The BBC’s director of television Danny Cohen attended a conference on the topic of comedy as a vehicle for social change in Jerusalem on December 21st. His interview with Channel 2 news anchor Yonit Levi made headlines in Israel because of what Cohen had to say about antisemitism in Europe.
“I’ve never felt so uncomfortable being a Jew in the UK as I’ve felt in the last 12 months. And it’s made me think about, you know, is it our long-term home, actually. Because you feel it. I’ve felt it in a way I’ve never felt before actually”. […]
“And you’ve seen the number of attacks rise. You’ve seen murders in France. You’ve seen murders in Belgium. It’s been pretty grim actually. And having lived all my life in the UK, I’ve never felt as I do now about anti-Semitism in Europe.”
The context to those statements can be appreciated in the full interview (in English), available here with the relevant section appearing at around 18:49. A little earlier – at around 16:00 – Levi raises the subject of BBC bias against Israel and the corporation’s recent reporting of Operation Protective Edge which she describes as having been handled as reporting on a humanitarian crisis in Gaza, divorced from the context of Hamas missile fire on Israel. She gets the standard answer to the effect that ‘we annoy both sides so we must be doing it right’.
Cohen: “Does the BBC get every news report, every minute and every second of the thousands of hours of content we produce every year absolutely right? No. No broadcasting organization in the world would. Do the teams work hard to maintain their objectivity? I’d say yes. Are we perfect? No.”
Danny Cohen is of course not personally responsible for BBC News. If he can get past corporate loyalty, platitudes and sound-bites, he is however in a position to help those who are to understand the connection between inaccurate and partial BBC reporting of both Middle East and domestic events, the manner in which those stories are framed, the BBC’s tolerance of antisemitism on its own comments boards, and the atmosphere on the streets of Europe which he clearly and justifiably finds so worrying.

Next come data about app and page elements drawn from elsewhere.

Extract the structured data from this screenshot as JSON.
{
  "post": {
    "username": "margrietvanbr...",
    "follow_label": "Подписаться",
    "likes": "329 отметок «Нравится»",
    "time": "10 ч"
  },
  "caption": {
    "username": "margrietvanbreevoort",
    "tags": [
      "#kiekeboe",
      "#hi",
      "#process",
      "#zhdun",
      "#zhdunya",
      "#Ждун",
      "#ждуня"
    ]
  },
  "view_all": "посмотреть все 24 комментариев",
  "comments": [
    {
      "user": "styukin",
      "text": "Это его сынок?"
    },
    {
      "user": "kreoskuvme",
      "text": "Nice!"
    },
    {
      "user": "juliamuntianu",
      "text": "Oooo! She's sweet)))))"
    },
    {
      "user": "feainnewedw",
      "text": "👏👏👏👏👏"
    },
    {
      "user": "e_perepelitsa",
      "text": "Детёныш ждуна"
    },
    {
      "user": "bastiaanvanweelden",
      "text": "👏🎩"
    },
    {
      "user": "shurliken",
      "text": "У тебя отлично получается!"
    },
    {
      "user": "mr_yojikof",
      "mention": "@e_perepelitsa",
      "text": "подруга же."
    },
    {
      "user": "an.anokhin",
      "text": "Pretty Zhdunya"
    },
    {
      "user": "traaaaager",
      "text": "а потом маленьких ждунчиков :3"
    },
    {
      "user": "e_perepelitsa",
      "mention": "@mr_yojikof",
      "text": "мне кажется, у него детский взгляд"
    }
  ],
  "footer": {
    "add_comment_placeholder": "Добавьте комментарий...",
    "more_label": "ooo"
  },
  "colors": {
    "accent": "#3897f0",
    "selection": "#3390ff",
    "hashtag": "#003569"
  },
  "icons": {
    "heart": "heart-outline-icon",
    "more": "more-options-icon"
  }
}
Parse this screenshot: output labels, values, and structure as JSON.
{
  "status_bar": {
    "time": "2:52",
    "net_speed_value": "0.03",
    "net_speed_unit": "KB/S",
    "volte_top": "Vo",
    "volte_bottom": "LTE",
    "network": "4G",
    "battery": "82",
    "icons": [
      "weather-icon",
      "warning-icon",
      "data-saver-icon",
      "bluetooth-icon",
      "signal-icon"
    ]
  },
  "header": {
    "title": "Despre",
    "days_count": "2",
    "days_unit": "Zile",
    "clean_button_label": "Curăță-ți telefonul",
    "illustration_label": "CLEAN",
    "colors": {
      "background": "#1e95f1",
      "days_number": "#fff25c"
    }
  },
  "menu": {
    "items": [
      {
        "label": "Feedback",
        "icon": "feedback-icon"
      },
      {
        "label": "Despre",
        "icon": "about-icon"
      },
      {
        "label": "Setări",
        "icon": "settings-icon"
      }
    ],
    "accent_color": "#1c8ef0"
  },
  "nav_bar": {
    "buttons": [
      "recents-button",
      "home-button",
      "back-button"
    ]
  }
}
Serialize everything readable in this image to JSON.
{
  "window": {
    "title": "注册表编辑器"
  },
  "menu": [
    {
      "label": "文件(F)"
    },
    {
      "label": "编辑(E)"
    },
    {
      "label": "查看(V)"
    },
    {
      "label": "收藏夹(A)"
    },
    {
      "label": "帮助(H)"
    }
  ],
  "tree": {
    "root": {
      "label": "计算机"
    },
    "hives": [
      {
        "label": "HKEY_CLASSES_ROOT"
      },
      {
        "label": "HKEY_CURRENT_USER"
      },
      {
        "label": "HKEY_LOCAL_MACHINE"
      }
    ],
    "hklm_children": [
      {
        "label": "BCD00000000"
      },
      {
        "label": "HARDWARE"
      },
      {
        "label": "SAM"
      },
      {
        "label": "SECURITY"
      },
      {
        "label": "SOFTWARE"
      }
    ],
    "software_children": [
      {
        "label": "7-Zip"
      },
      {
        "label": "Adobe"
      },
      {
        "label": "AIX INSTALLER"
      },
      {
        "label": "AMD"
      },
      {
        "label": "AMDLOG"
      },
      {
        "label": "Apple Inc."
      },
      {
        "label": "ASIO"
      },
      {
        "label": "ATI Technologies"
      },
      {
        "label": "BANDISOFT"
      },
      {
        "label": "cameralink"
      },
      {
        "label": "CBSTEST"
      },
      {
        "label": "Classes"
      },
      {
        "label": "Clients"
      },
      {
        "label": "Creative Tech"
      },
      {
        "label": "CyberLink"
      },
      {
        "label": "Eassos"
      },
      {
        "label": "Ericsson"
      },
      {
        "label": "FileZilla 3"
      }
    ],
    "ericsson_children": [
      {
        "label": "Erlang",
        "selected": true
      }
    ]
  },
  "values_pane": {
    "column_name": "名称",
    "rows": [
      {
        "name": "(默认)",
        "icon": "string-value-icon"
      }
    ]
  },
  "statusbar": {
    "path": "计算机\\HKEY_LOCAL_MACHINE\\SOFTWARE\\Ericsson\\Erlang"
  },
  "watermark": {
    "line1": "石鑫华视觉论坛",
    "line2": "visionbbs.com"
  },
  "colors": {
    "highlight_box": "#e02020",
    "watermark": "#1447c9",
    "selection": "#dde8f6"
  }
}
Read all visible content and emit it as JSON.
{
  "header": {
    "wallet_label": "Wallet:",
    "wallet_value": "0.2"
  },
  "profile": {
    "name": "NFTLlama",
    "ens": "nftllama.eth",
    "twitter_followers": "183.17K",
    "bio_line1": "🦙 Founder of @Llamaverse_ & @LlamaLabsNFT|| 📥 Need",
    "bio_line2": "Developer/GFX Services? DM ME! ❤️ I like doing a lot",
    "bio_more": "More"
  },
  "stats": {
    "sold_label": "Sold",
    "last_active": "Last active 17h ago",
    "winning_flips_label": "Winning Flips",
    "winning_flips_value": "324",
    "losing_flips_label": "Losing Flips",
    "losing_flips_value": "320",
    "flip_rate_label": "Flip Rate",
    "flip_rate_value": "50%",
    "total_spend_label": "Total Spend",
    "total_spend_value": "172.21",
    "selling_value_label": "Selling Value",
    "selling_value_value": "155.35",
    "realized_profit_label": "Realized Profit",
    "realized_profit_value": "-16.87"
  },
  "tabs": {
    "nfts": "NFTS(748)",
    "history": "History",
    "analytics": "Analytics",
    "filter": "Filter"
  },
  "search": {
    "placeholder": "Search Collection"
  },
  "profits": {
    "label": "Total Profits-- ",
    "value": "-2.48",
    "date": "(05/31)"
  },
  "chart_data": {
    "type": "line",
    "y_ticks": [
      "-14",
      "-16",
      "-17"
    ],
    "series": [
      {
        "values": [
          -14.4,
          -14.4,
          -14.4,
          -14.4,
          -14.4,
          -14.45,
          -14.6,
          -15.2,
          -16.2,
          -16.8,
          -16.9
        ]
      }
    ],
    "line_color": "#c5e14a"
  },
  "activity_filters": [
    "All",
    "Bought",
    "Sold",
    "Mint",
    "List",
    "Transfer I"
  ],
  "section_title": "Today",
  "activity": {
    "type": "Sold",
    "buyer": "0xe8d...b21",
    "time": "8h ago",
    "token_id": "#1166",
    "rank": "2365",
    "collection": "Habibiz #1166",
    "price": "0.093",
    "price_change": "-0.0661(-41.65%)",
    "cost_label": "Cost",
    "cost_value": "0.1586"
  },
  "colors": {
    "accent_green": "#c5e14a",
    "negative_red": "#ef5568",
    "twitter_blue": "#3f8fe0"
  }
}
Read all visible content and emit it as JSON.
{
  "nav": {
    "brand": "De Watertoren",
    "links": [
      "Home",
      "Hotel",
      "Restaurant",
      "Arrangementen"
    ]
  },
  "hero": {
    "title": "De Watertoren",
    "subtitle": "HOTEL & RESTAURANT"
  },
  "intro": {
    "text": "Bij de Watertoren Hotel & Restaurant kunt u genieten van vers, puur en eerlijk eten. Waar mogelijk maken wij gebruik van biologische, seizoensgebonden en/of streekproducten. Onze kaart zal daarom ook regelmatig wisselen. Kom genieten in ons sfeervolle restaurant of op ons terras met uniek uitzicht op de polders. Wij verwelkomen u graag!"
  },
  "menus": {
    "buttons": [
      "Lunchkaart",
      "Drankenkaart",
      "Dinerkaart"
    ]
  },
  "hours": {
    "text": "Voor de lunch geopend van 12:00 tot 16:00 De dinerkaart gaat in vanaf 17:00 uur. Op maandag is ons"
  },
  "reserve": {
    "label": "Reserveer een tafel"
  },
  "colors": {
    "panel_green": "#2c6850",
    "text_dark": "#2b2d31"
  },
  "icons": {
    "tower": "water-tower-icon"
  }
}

After all, as his wife noted whilst writing about antisemitism even before the summer conflict between Israel and terrorist organisations in the Gaza Strip:
“Jews in Europe now face a three-pronged attack. […] First, from the far right, for whom antisemitism is a long-established part of their manifesto. Second, from the liberal left, whose often knee-jerk anti-Zionism serves to fan the flames of antisemitism, all too frequently expressing its hostility to Israel in language and imagery traditionally deployed to attack Jews. […]
But fighting antisemitism cannot just be a top-down initiative. Each of us has to take responsibility for this project. This means being mindful about language and the imagery we accept. […] It means being careful to keep criticism against Israel fair and legitimate – evidence based, politically balanced and absent of racial overtones – so that it doesn’t demonise Jews. It means understanding our own latent biases, so that we can consciously address them.”